Spaghetti Westerns with sub-titles


(Keep Your Head Down) #1

Anyone know of a site that sells SW films with the original language and with sub-titles? Most recent example would be the DVD of “Django” - the Italian language version is so much better then the American overdubbed version, it makes want to see all of them in the original cuts. I’ll exclude the Eastwood films - happen to catch some of the italian cut of GBU in Italy once - too weird with other voices coming from the three American actors. Which raises another point - I’ve heard so many different voices coming out of Kinski’s mouth (as everyone has) it makes me yearn for his original dubs.


(Yodlaf Peterson) #2

Some of the German Koch ones have Italian soundtracks on them which you can watch with English subtitles.


(Col. Douglas Mortimer) #3

If the film has American stars, its probably better to stick to english, if the stars are Italian than the Italian version might be better. It kinda depends. Interesting though!


(Bill san Antonio) #4

Yes, for most sw’s there’s not real “original language” as actors spoke their own language making it mix of italian, english, spanish etc.

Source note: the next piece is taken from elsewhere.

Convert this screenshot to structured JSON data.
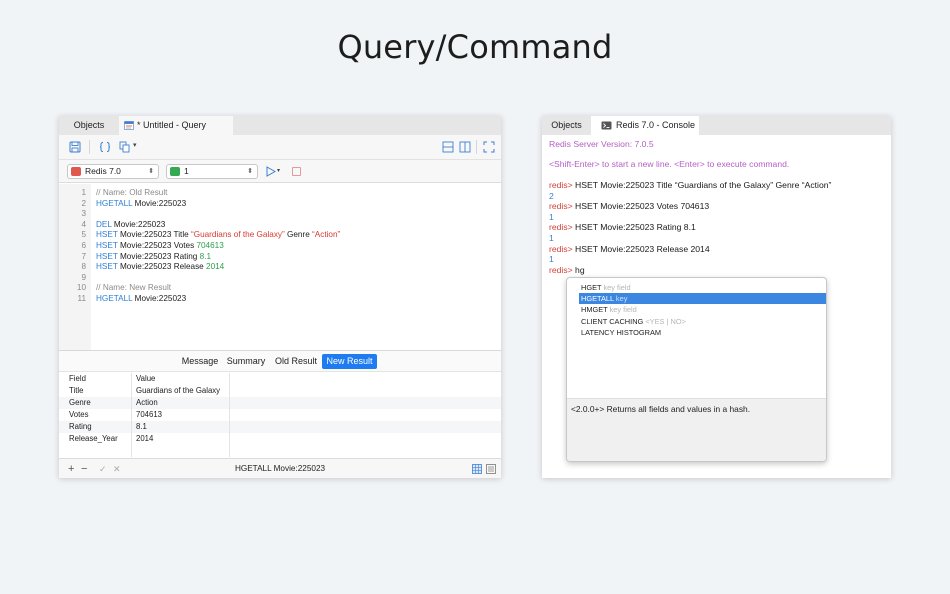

For me it’s about quality of dubbing and I also prefer to hear the original voice of certain actors like Bronson, Van Cleef, Telly Savalas, James Coburn to name few.


(Keep Your Head Down) #5

You’re right, and I agree about the original voices…quality of dubbing is key for sure, and after seeing the Italian “Django” vs. the American cut, it makes me wish for a “Quality Dubbing SW Site” or something like that (I’m dreaming, I know)…hearing Franco Nero’s real voice vs. the American dub was a revelation of sorts…


(Stanton) #6

Actually in Django it also wasn’t his real voice but also a dubbed one. One of the strange mysteries of Italian cinema.

While the English version of The Mercenary has Nero’s real voice the Italian version again uses a dubbed voice. For the Mercenary I clearly prefer the sound of the Italian version.


(JonathanCorbett) #7

In this context, the quality of dubbing is far more important than the original voices, that were not used very frequently: in “Django”, for example, Franco Nero is dubbed (very well) by Nando Gazzolo.

We must keep in mind that even an excellent actor if used to live acting can find it difficult to dub himself, so often the use of a voice actor guaranteed the best result (which is why good looking starlets unprepared on the recitative plane were systematically dubbed).

The main issue is that the vast majority of these films were written in Italian, and often the translations and/or adaptations of the dialogues were not very good. But in a few cases the opposite may be true, so there is no general rule.


(Keep Your Head Down) #8

Actually, according to the Blue Underground Blu-Ray DVD I have, it says “includes the original Italian audio featuring Franco Nero’s own voice”.

That was what I was referring to - I should have pointed that out - I really found this Italian version much more preferable than the American one…